Each year, I test dozens of outdoors products for GearJunkie.com, Outside magazine online, and a network of newspapers that syndicate my column. The gear included are items from boats and bikes to tents, gadgets, apparel, and trail-running shoes. At the end of the year, my annual “Top 10 Gear Picks” article highlights and awards 10 products as the best-of-the-best items I’ve used over the year.
Well, it’s halfway through the year now, and after some major adventures and accompanying gear tests in places like Chile, Nepal, and Iceland, I have a few favorite things already. These products below are candidates for the 2010 “Top 10” awards. I am still testing them — no decision is final until the year’s end. But this is a preview of what I like so far. If nothing else, these products deserve some attention. They are some of the best gear on the outdoors market today.

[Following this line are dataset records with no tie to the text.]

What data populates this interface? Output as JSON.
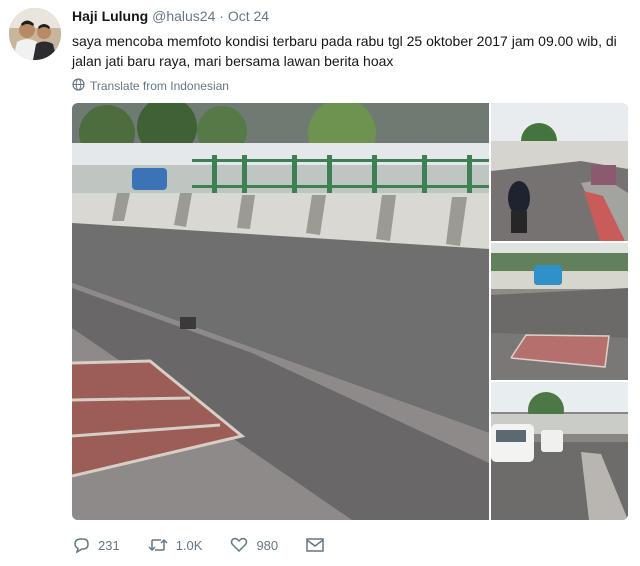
{
  "tweet": {
    "author_name": "Haji Lulung",
    "author_handle": "@halus24",
    "separator": "·",
    "timestamp": "Oct 24",
    "text": "saya mencoba memfoto kondisi terbaru pada rabu tgl 25 oktober 2017  jam 09.00 wib, di jalan jati baru raya, mari bersama lawan berita hoax",
    "translate_label": "Translate from Indonesian"
  },
  "actions": {
    "reply_count": "231",
    "retweet_count": "1.0K",
    "like_count": "980"
  },
  "icons": [
    "globe-icon",
    "reply-icon",
    "retweet-icon",
    "like-icon",
    "message-icon"
  ]
}
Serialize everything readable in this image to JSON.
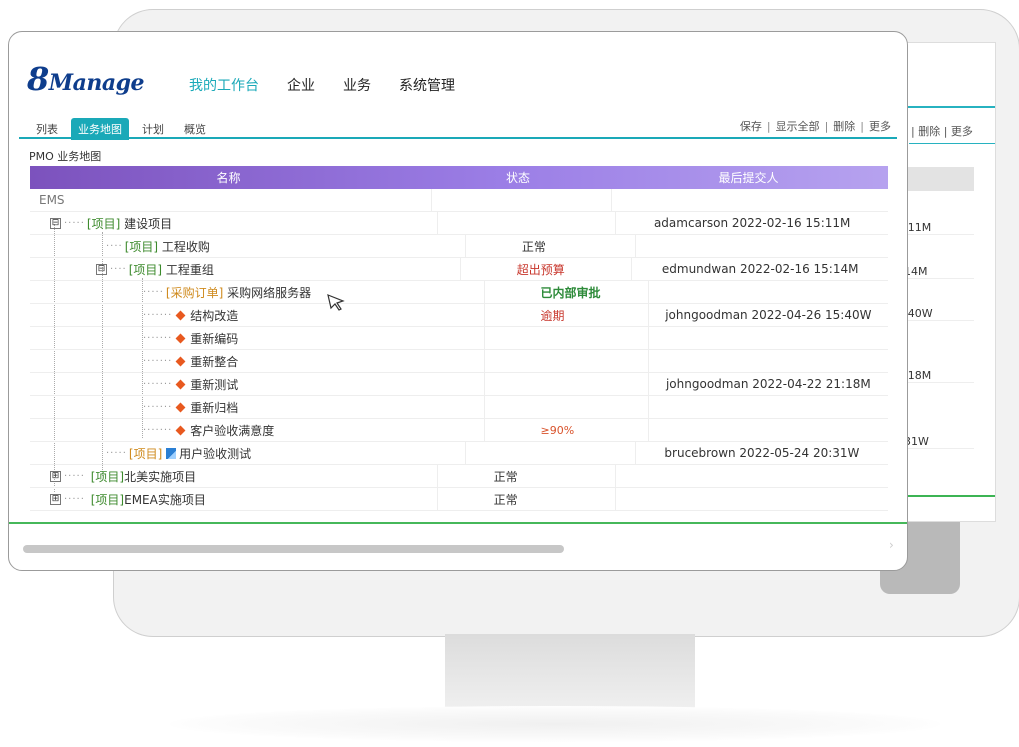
{
  "app": {
    "logo_num": "8",
    "logo_text": "Manage"
  },
  "topnav": [
    {
      "label": "我的工作台"
    },
    {
      "label": "企业"
    },
    {
      "label": "业务"
    },
    {
      "label": "系统管理"
    }
  ],
  "tabs": [
    {
      "label": "列表"
    },
    {
      "label": "业务地图"
    },
    {
      "label": "计划"
    },
    {
      "label": "概览"
    }
  ],
  "actions": {
    "save": "保存",
    "show_all": "显示全部",
    "delete": "删除",
    "more": "更多",
    "sep": "|"
  },
  "section_title": "PMO 业务地图",
  "grid": {
    "headers": {
      "name": "名称",
      "status": "状态",
      "user": "最后提交人"
    },
    "rows": [
      {
        "name": "EMS",
        "status": "",
        "user": ""
      },
      {
        "tag": "[项目]",
        "name": "建设项目",
        "status": "",
        "user": "adamcarson 2022-02-16 15:11M"
      },
      {
        "tag": "[项目]",
        "name": "工程收购",
        "status": "正常",
        "user": ""
      },
      {
        "tag": "[项目]",
        "name": "工程重组",
        "status": "超出预算",
        "user": "edmundwan 2022-02-16 15:14M"
      },
      {
        "tag": "[采购订单]",
        "name": "采购网络服务器",
        "status": "已内部审批",
        "user": ""
      },
      {
        "name": "结构改造",
        "status": "逾期",
        "user": "johngoodman 2022-04-26 15:40W"
      },
      {
        "name": "重新编码",
        "status": "",
        "user": ""
      },
      {
        "name": "重新整合",
        "status": "",
        "user": ""
      },
      {
        "name": "重新测试",
        "status": "",
        "user": "johngoodman 2022-04-22 21:18M"
      },
      {
        "name": "重新归档",
        "status": "",
        "user": ""
      },
      {
        "name": "客户验收满意度",
        "status": "≥90%",
        "user": ""
      },
      {
        "tag": "[项目]",
        "name": "用户验收测试",
        "status": "",
        "user": "brucebrown 2022-05-24 20:31W"
      },
      {
        "tag": "[项目]",
        "name": "北美实施项目",
        "status": "正常",
        "user": ""
      },
      {
        "tag": "[项目]",
        "name": "EMEA实施项目",
        "status": "正常",
        "user": ""
      }
    ]
  },
  "back_window": {
    "actions": "| 删除 | 更多",
    "cells": [
      ":11M",
      "14M",
      ":40W",
      ":18M",
      "31W"
    ]
  },
  "icons": {
    "expand_minus": "⊟",
    "expand_plus": "⊞",
    "diamond": "diamond-icon",
    "doc": "doc-icon",
    "cursor": "cursor-icon",
    "scroll_right": "›"
  },
  "colors": {
    "accent": "#1aa9b8",
    "brand": "#0e3d8c",
    "header_grad_start": "#7c52bd",
    "header_grad_end": "#b6a2ef",
    "diamond": "#e8591f"
  }
}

Inov-8 Race Pro 30 Backpack. Awesome fast-and-light pack for endurance racing and day-long mountaineering! It has 30 liters of capacity, big hip-belt pockets, a lightweight (frameless) design, and a body-hugging fit that works when you’re running or climbing fast. The Inov-8 pack has accompanied me on a weeklong race in Chile, a two-week trek in Nepal, and a long mountain climb in Iceland last month. Bomber in all scenarios so far! $100, www.inov-8.com

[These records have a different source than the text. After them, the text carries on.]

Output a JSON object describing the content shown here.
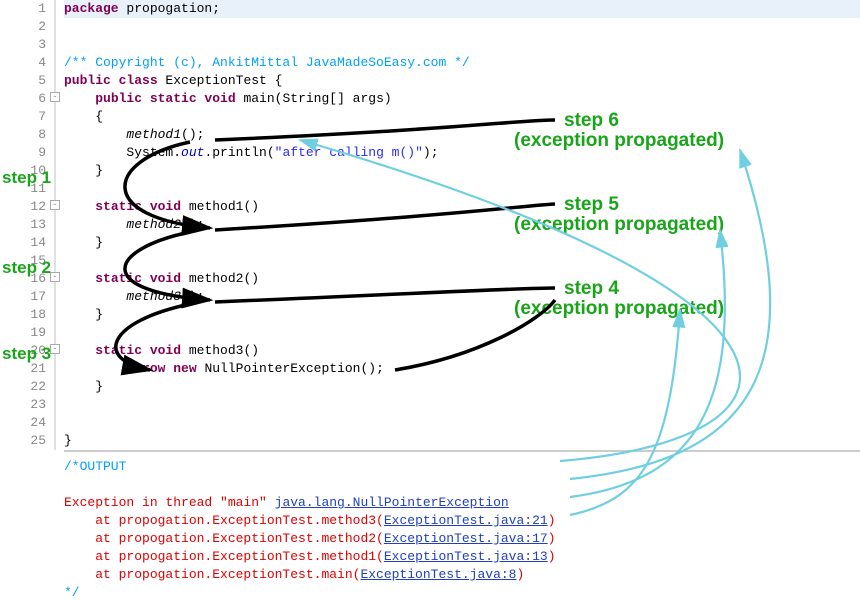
{
  "gutter_lines": [
    "1",
    "2",
    "3",
    "4",
    "5",
    "6",
    "7",
    "8",
    "9",
    "10",
    "11",
    "12",
    "13",
    "14",
    "15",
    "16",
    "17",
    "18",
    "19",
    "20",
    "21",
    "22",
    "23",
    "24",
    "25"
  ],
  "foldable_lines": [
    6,
    12,
    16,
    20
  ],
  "code": {
    "l1": {
      "kw": "package",
      "rest": " propogation;"
    },
    "l4": "/** Copyright (c), AnkitMittal JavaMadeSoEasy.com */",
    "l5": {
      "a": "public class",
      "b": " ExceptionTest {"
    },
    "l6": {
      "a": "public static void",
      "b": " main(String[] args)"
    },
    "l7": "{",
    "l8": {
      "call": "method1",
      "after": "();"
    },
    "l9": {
      "a": "System.",
      "b": "out",
      "c": ".println(",
      "str": "\"after calling m()\"",
      "d": ");"
    },
    "l10": "}",
    "l12": {
      "a": "static void",
      "b": " method1()"
    },
    "l13": {
      "call": "method2",
      "after": "();"
    },
    "l14": "}",
    "l16": {
      "a": "static void",
      "b": " method2()"
    },
    "l17": {
      "call": "method3",
      "after": "();"
    },
    "l18": "}",
    "l20": {
      "a": "static void",
      "b": " method3()"
    },
    "l21": {
      "a": "throw new",
      "b": " NullPointerException();"
    },
    "l22": "}",
    "l25": "}"
  },
  "output": {
    "block_start": "/*OUTPUT",
    "err_prefix": "Exception in thread \"main\" ",
    "err_class": "java.lang.NullPointerException",
    "frames": [
      {
        "pre": "    at propogation.ExceptionTest.method3(",
        "link": "ExceptionTest.java:21",
        "post": ")"
      },
      {
        "pre": "    at propogation.ExceptionTest.method2(",
        "link": "ExceptionTest.java:17",
        "post": ")"
      },
      {
        "pre": "    at propogation.ExceptionTest.method1(",
        "link": "ExceptionTest.java:13",
        "post": ")"
      },
      {
        "pre": "    at propogation.ExceptionTest.main(",
        "link": "ExceptionTest.java:8",
        "post": ")"
      }
    ],
    "block_end": "*/"
  },
  "steps": {
    "s1": "step 1",
    "s2": "step 2",
    "s3": "step 3",
    "s4a": "step 4",
    "s4b": "(exception propagated)",
    "s5a": "step 5",
    "s5b": "(exception propagated)",
    "s6a": "step 6",
    "s6b": "(exception propagated)"
  }
}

Rab Xenon. This mid-weight, semi-puffy jacket employs 60 grams of Primaloft One insulation for loft to trap body heat. It has kept me warm in temps down near freezing worn alone — and much colder temps when used as a mid-layer under a shell. Did I mention its weight and packability? The Xenon weighs only 11 ounces and packs into its own chest pocket for storage. $225, http://us.rab.uk.com
Suunto Vector HR. A “wrist-top computer” for the adventure/fitness set, this watch has time, altitude, barometer, compass, and a heart-rate monitor built in. I’ve used it around the globe this year and almost daily at home during bike training and neighborhood runs. $329, www.suunto.com
Salomon WS II Tights. Running tights are my leg-wear choice on tough endurance events. These beefy — but breathable — tights held up to days of abuse in the Patagonia wilds. The secret is a Gore Windstopper soft-shell fabric on the front of the legs and a lighter material on the back. Fast, supportive, light, and good-fitting, even when worn for days on end. $110, www.salomon.com
Platypus Platy Bottle. These lightweight, flexible plastic water bladders (with screw-shut caps!) are wondrous for water transport in the backcountry. They hold a liter of liquid and roll up to almost nothing when not in use. $13, www.cascadedesigns.com/platypus
Mountain Hardwear Ultralamina 32. If you need a light, packable, and warm sleeping bag, the Ultralamina is hard to beat. I crashed out in this synthetic-insulation bag in temps down slightly below freezing and was warm (with a jacket and layers on, too). It weighs a scant 31 ounces and stuffs into a tiny sack the size of a small cantaloupe. $190, www.mountainhardwear.com